Had the right hon. Gentleman deigned to participate in any of the Bill's stages before Third Reading, he would have anticipated that I would address some of the Bill's problems, including the regional elements, and explain why we shall vote against it.
There are other aspects of the Bill that we like. It contains a provision on sustainable development, although we would have liked it to include a definition of that. We hope that the regulations will be effective. At least there is now the intention for sustainability to form part of the planning process. Although the clauses that concern Wales have not found universal approval, no one can find any reason to object to them and the Welsh seem happy with them, so that is good enough for me. The local development orders represent a step forward and the Bill's provisions on Crown immunity are long overdue. Although I am worried that the section 106 reforms might have perverse consequences for affordable housing—I am sure that the Minister will work to try to prevent that—the changes are broadly welcome, as are the Bill's compulsory purchase provisions.
We have some worries about the Bill, though. We did not discuss the simplified planning zones—or "Gordon's planning zones", as I call them—at length in Committee. I think that the provisions are in the Bill only because the zones were mentioned in last year's Budget. If the Office of the Deputy Prime Minister were honest, I am sure that it would rather that the provisions were not in the Bill because broadly similar provisions exist, although no one—including developers—uses them or is enthusiastic about them. Developers and businesses often prefer a structured process to a simplified one. When development takes place, people want to ensure that there is some control on what happens next door. I suspect that the Bill's provisions on such zones will not be used.
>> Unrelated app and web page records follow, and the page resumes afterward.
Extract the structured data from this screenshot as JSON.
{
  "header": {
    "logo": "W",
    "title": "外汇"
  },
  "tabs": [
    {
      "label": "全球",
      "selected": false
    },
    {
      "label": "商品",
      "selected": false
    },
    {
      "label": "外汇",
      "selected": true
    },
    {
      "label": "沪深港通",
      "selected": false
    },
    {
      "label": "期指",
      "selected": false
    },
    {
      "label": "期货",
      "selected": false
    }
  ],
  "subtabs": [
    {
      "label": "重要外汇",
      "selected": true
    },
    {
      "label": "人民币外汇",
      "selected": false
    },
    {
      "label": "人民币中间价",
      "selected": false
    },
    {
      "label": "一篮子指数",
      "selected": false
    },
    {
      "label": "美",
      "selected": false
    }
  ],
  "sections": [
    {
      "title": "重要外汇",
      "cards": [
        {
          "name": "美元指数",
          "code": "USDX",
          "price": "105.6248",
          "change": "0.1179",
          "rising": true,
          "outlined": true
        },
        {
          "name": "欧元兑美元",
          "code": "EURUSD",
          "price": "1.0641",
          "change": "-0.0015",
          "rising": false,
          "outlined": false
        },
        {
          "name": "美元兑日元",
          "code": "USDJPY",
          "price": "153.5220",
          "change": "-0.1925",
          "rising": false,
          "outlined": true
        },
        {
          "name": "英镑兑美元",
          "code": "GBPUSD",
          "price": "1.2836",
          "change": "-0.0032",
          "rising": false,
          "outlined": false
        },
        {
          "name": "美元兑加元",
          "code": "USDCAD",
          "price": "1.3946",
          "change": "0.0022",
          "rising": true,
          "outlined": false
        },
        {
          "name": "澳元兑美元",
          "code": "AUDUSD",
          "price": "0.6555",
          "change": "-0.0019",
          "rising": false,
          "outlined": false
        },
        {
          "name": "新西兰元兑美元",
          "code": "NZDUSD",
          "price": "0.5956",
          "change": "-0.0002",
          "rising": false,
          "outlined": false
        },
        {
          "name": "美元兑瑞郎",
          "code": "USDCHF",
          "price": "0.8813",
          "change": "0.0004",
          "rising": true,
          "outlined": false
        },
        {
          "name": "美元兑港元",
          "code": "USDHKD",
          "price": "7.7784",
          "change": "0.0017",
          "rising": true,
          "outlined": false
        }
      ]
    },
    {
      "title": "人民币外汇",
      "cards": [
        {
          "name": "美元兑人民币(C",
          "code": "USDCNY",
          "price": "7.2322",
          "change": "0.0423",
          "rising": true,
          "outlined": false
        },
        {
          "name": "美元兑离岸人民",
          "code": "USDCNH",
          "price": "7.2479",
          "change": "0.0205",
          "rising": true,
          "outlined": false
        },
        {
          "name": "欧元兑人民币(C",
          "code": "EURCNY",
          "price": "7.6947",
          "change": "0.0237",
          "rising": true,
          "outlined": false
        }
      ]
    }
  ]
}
We are also worried about the introduction of statements of development principles. The Government rightly had to row back from abolishing outline planning permission because of the question of land banks and their value. There is a danger that the statements of development principles will become rapidly discredited because they will be relatively worthless. It would be good if the shift from outline planning permission to statements of development principles could be achieved, because the statements would allow planners to detail what they would like to see on a site, rather than using a reactive system in which they must wait for applications to come forward. However, it will be difficult to make that transition and given that the Government are rightly allowing outline planning permission to continue, the statements of development principles will be fairly worthless.